Remembering to do something in the future is called prospective memory. For example, you might decide on the drive to work in the morning that you want to watch the latest episode of your favorite show when you get home at night. In doing so, you are setting an intention (“I want to watch the show”) and its context (“-when I get home tonight”). Prospective memory consists of two components, a retroactive and prospective component. The retroactive component is remembering what you need to do when the time comes, and the prospective component is simply remembering to do that thing when the time comes.
In a recent publication in the journal Memory & Cognition, three researchers from Heinrich-Heine-Universität Düsseldorf set out to study how sleep can help us remember what we need to do in the future. In their study, participants were asked to perform a prospective memory task, by pressing a key when shown a word they had learned a few hours ago. Half of the participants learned the words in the morning and were tested at night, while the other half learned the words at night, and were tested the next morning. The researchers hypothesized that the participants who were tested on the morning of the next day would be better at remembering to press the key on the correct word.

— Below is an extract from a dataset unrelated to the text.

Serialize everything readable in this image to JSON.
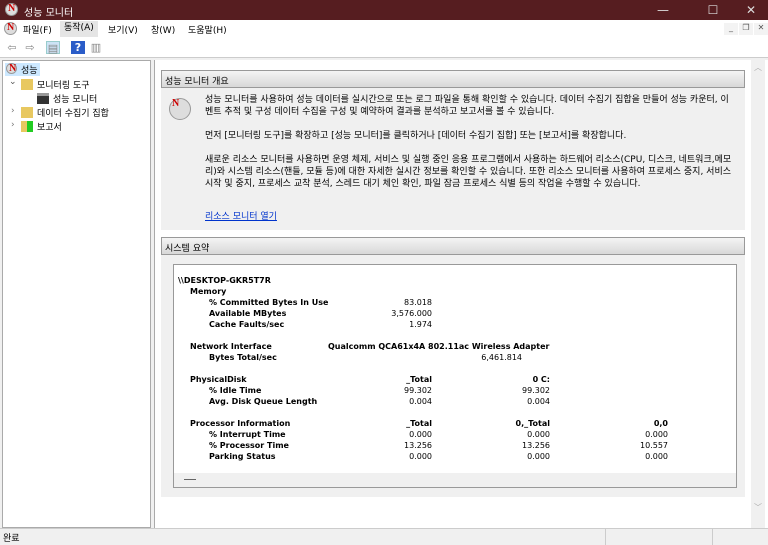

They found that participants did perform better when tested in the morning, but this was not strictly due to sleep. Both groups had actually performed the best when tested in the morning, and the researchers suggest that this effect was due to our attention being refreshed in the morning. Taken together, their findings demonstrate that we are better at remembering to do things in the morning, not because sleep helps us store memories, but because we are more refreshed after a good rest. Translated into practical advice, since our prospective memories are best in the morning, it might be useful to set some reminders for things you intend to do later in the day.